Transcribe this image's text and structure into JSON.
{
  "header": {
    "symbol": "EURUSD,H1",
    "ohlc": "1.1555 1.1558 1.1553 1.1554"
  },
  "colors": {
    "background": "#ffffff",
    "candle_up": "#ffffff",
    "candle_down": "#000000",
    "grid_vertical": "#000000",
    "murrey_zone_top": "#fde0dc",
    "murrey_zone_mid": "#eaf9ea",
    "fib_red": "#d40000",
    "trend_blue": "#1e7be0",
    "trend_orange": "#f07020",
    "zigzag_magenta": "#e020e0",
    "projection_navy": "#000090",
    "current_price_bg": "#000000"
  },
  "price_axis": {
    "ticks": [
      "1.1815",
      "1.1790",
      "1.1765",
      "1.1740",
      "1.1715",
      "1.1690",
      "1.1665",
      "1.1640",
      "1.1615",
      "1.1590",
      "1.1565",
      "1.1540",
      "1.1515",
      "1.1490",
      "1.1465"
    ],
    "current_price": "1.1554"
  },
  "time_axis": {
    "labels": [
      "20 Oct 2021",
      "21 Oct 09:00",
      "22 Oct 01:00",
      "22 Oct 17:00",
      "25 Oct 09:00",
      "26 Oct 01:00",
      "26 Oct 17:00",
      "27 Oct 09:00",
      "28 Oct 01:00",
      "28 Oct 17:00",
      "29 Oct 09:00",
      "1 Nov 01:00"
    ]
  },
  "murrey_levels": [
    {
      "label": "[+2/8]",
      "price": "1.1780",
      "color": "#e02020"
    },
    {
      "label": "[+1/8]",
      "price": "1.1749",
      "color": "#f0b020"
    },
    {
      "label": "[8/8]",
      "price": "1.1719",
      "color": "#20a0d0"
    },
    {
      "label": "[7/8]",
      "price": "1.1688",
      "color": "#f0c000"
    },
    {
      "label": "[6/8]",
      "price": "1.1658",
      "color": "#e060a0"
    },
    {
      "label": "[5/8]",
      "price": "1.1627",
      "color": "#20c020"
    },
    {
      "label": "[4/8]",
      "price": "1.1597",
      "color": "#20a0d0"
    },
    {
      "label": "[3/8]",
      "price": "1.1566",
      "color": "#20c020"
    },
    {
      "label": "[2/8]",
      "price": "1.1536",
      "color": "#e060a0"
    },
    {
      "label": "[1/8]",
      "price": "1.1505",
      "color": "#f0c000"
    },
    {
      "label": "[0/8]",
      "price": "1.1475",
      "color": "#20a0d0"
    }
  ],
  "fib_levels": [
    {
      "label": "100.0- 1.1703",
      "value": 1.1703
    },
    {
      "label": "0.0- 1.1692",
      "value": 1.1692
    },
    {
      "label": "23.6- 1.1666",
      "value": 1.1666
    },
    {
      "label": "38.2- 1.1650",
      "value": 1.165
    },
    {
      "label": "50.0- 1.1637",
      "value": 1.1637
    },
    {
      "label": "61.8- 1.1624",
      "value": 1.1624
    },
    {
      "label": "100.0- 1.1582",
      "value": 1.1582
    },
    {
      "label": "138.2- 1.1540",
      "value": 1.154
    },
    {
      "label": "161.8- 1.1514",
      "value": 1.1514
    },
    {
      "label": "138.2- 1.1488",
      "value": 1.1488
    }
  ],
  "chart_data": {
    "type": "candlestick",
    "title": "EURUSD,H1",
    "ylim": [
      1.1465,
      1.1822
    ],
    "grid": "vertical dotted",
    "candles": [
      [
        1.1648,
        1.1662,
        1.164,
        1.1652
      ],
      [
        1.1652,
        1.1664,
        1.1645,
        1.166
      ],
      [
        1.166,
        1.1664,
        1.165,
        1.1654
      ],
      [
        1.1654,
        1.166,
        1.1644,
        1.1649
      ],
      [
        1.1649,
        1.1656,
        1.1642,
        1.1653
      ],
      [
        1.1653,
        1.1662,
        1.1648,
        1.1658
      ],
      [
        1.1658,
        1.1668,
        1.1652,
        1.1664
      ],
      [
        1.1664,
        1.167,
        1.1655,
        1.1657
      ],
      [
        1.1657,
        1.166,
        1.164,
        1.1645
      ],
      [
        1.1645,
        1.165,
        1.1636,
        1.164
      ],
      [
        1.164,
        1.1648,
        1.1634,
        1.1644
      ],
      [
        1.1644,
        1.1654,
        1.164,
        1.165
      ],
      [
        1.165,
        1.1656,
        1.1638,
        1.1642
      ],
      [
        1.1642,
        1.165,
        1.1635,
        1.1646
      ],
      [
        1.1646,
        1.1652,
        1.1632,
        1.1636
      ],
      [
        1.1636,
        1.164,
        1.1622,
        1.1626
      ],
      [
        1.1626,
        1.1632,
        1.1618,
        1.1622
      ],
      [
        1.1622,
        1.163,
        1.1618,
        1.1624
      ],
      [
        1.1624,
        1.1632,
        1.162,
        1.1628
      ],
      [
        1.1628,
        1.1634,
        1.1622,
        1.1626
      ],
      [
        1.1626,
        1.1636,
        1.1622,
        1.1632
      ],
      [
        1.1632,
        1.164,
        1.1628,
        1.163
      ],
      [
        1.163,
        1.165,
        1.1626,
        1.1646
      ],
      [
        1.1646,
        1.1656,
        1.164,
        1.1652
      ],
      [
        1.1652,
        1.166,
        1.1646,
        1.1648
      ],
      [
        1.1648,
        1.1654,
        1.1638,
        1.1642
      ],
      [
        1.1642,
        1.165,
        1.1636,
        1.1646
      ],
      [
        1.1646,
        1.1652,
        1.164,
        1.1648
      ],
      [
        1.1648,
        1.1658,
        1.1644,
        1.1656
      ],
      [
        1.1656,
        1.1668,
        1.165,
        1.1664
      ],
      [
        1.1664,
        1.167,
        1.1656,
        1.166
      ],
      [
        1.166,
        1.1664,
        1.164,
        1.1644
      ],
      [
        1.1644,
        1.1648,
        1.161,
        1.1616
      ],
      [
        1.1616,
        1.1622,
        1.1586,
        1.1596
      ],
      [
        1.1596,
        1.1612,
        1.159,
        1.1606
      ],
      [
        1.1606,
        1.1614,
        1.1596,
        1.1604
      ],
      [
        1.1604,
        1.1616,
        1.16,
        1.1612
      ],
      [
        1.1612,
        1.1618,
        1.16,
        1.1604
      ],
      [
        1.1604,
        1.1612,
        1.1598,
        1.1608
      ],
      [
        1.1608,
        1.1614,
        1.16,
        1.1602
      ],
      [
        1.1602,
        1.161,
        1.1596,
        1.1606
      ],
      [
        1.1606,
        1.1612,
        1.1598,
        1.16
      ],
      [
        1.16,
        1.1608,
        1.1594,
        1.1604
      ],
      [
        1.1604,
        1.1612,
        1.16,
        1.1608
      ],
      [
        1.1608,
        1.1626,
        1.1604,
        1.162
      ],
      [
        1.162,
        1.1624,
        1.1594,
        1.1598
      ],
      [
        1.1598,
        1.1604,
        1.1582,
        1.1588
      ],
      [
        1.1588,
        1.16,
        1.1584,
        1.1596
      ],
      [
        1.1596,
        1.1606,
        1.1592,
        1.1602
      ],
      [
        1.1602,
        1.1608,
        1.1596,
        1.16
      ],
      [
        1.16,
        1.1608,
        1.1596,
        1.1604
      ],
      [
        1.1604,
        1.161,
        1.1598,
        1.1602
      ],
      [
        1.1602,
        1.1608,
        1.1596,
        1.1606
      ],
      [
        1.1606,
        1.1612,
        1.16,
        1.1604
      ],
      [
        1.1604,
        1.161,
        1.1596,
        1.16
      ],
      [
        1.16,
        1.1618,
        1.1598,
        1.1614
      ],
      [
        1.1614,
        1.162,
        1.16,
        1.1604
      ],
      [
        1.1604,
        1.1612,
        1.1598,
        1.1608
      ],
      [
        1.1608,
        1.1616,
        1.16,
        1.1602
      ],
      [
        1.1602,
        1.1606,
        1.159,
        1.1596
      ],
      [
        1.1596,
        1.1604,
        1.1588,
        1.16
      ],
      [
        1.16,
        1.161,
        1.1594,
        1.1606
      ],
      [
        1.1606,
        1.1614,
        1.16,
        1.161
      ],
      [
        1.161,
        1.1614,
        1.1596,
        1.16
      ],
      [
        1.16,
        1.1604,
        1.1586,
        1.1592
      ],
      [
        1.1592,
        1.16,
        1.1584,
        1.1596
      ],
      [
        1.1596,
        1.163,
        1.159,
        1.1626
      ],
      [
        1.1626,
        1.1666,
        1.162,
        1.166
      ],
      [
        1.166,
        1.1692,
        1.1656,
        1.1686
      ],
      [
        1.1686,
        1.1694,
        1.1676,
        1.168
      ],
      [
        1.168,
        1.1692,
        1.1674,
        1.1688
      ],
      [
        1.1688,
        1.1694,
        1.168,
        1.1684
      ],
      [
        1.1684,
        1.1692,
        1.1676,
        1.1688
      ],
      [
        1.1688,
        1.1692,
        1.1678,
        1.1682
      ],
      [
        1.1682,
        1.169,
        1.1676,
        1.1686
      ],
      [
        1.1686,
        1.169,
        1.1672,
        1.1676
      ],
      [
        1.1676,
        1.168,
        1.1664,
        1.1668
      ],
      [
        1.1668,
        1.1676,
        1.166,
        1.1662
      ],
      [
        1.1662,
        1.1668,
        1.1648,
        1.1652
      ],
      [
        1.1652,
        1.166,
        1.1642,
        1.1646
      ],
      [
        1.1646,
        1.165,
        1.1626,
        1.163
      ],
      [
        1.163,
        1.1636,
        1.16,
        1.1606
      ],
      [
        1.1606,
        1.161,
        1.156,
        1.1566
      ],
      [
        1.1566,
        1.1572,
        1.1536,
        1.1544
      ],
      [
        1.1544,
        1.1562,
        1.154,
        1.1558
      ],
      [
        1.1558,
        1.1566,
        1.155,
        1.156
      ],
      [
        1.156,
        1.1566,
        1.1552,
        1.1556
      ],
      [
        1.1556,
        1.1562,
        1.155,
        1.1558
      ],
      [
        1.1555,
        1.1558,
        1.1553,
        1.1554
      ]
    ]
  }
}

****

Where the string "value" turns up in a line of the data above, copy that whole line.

:: TASK ANSWER ::
      "value": 1.1703
      "value": 1.1692
      "value": 1.1666
      "value": 1.165
      "value": 1.1637
      "value": 1.1624
      "value": 1.1582
      "value": 1.154
      "value": 1.1514
      "value": 1.1488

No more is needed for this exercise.